Something deep within us seeks meaning in all things. This yearning for narrative is at the foundation of both science and religion – mutual territory.
The power of a logo design begins with the aesthetic but to stop there is to deny its true power. After all, what will you say when a peer asks, ‘so why that logo?’
Great logotypes not only convey meaning and context for a brand, they tell a story. Developing a narrative within a logotype allows its patrons to share it, creating a sense of ownership and pride. It also allows employees and end users to have a greater understanding of what the logotype and brand stands for; its values, goals and aspirations.
Ellis Jones was tasked to create a new logotype and visual identity for Victorian aged care group, Doutta Galla Aged Services.
Doutta Galla is reportedly named after the wife of Jika Jika, a local Wurundjeri chief. John Batman signed a treaty with several local chiefs including Jika Jika, exchanging land for regular payments of food and goods. Though there is some contention over the legitimacy of the treaty due to the fact that none of the indigenous chiefs spoke English, it is regarded positively by many who contend that John Batman was one of the only early settlers to recognise the local indigenous population as true owners of the land. (The treaty was later overturned by Governor Bourke, as British law stated the land was owned by ‘the Crown’).
During the research phase, we also uncovered a document containing several indigenous Australian pictograms and their meanings.
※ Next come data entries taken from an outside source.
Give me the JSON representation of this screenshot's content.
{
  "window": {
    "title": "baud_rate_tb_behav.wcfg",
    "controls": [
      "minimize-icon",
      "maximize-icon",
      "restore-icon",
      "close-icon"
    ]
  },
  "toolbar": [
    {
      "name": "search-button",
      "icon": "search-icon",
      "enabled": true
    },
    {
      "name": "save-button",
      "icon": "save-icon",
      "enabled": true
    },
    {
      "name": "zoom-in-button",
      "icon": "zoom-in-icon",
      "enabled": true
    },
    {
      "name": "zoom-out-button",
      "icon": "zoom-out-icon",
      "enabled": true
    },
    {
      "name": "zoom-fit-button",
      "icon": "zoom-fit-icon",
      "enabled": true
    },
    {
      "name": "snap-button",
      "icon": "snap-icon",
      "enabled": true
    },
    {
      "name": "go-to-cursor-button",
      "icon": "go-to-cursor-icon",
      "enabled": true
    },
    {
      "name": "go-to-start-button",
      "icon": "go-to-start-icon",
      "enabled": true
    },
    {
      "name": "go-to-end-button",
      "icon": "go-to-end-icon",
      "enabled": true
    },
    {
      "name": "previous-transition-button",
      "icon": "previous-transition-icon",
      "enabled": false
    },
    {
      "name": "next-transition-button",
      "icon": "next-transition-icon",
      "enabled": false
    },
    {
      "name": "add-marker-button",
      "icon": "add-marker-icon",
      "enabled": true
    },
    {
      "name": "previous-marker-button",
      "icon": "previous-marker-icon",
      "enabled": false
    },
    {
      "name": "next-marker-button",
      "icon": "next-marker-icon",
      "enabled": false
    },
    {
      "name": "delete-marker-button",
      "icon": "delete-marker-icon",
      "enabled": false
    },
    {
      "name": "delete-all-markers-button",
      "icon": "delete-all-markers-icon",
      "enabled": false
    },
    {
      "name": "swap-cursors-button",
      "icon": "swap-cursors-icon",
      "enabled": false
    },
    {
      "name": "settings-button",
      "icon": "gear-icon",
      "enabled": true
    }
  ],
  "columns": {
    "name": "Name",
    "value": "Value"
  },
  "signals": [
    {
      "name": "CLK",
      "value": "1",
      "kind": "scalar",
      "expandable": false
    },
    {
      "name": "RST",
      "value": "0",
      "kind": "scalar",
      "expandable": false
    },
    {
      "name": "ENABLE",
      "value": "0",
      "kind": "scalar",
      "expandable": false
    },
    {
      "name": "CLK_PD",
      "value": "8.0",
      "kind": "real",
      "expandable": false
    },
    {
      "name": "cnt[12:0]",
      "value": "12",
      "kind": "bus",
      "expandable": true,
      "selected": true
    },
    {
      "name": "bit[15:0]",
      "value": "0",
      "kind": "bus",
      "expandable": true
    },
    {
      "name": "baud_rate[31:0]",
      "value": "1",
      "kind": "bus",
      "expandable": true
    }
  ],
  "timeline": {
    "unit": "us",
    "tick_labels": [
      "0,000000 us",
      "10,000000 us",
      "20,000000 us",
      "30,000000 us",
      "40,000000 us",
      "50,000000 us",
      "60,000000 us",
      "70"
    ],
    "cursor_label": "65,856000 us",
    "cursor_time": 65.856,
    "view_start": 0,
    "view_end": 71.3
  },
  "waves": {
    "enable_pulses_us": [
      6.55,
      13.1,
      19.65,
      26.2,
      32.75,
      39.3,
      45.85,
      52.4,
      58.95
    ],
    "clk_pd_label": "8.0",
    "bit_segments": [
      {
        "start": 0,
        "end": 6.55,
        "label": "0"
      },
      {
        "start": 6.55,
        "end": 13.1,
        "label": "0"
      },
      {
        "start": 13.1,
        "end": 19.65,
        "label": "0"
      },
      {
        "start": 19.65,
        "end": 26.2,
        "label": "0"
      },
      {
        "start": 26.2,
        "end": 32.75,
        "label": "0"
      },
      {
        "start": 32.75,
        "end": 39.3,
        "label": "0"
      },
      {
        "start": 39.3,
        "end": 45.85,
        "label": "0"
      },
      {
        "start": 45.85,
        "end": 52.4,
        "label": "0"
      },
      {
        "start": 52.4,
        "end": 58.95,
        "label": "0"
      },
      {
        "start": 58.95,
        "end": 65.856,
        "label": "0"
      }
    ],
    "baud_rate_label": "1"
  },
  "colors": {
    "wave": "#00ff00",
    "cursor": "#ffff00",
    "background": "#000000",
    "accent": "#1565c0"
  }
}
One pictogram in particular stood out as being relevant to our goal of creating an association between the aged care facility and indigenous heritage.
The arched symbol represents ‘person’ in the local indigenous visual vocabulary and was the catalyst for our concept. Aged care facilities are made up of various groups of people, all working together for a common cause, that being the wellbeing of residents.
By incorporating the symbol for person within the logotype, we were able to convey the relationship between these groups and the residents. The resident, the most important aspect of an aged care facility and the core business practice, is represented by the circle in the middle of the logo. Surrounding the central core is the symbol for person, representing the care workers and staff of the facility that create a protective environment around the resident.
Encircling this is another symbol for person, alluding to groups outside the aged care facility that provide support indirectly. This could include the residents family, social groups, care organisations, and the community generally.
Together, these symbols represent the various layers of care given at Doutta Galla, with the most important person, the resident, at the centre. They communicate the dedication of Doutta Galla to providing the best possible care for an individual, via engagement with the community outside the facility. Combined, these elements create a symbol that is gentle, approachable and unique to Doutta Galla, while reflecting brand values and business practices.
Ellis Jones facilitated the development of a well articulated brand identity – the articulation of what makes the company unique and the consumer experience compelling – for Doutta Galla in 2007 and again in 2013. We enjoyed an incredibly fulfilling journey of shared discovery and this is all embodied in the final visual interpretation of the brand.
This is a nothing short of utopia for us. Strategy meets design!
And every Doutta Galla employee – and every stakeholder advocating the company’s cause – need never be stumped at the BBQ with that old question ‘so what does it mean’? Instead they will bask in the golden appreciation of a primal need for meaning, evidently satisfied.
A logotype grounded in narrative is a gift that become legacy as soon as it is launched.
Talk to us about well crafted symbolism.